§ Activity: The line that contains "What data populates" and all lines following it to the end of the data below: set these down exactly, and nothing besides.

§ Extracted data entries:

+===+

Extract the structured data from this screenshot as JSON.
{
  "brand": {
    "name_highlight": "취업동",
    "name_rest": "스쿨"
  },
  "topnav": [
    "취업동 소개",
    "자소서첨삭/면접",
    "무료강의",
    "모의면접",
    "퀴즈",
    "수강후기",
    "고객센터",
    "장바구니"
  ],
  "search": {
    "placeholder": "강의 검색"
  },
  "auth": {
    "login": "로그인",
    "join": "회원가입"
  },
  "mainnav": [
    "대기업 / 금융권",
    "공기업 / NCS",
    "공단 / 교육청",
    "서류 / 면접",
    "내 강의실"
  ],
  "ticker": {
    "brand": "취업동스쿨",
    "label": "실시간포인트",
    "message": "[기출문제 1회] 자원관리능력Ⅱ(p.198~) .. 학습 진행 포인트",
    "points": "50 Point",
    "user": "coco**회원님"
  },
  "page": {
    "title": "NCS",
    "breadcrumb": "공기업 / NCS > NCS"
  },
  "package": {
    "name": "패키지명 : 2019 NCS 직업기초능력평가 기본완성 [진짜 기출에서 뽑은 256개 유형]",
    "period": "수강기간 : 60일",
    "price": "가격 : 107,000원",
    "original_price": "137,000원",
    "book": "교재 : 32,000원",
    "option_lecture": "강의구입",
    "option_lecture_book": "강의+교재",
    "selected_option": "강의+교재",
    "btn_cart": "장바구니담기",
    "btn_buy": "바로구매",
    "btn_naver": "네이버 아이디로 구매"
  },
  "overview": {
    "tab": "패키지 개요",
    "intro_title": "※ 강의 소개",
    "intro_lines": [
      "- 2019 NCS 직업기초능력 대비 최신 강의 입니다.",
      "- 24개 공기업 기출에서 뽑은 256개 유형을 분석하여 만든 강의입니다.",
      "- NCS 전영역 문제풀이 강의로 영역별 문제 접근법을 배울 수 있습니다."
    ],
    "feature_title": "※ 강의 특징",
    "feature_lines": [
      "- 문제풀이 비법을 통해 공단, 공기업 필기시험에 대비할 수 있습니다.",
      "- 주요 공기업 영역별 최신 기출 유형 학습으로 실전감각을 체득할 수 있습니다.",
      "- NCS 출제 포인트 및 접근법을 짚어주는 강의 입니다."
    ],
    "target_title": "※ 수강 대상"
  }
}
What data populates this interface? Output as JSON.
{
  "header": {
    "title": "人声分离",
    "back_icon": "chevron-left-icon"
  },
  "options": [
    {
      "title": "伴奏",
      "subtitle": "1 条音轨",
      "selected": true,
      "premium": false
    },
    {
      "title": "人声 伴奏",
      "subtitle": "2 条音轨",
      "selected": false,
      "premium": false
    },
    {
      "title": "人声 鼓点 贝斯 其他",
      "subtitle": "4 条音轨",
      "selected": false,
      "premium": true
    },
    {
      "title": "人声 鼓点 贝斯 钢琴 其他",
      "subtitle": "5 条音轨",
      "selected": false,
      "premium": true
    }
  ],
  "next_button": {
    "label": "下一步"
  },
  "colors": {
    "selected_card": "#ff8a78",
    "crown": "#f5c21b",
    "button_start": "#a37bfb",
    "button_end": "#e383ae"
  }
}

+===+

§ Your response:
What data populates this interface? Output as JSON.
{
  "header": {
    "title": "人声分离",
    "back_icon": "chevron-left-icon"
  },
  "options": [
    {
      "title": "伴奏",
      "subtitle": "1 条音轨",
      "selected": true,
      "premium": false
    },
    {
      "title": "人声 伴奏",
      "subtitle": "2 条音轨",
      "selected": false,
      "premium": false
    },
    {
      "title": "人声 鼓点 贝斯 其他",
      "subtitle": "4 条音轨",
      "selected": false,
      "premium": true
    },
    {
      "title": "人声 鼓点 贝斯 钢琴 其他",
      "subtitle": "5 条音轨",
      "selected": false,
      "premium": true
    }
  ],
  "next_button": {
    "label": "下一步"
  },
  "colors": {
    "selected_card": "#ff8a78",
    "crown": "#f5c21b",
    "button_start": "#a37bfb",
    "button_end": "#e383ae"
  }
}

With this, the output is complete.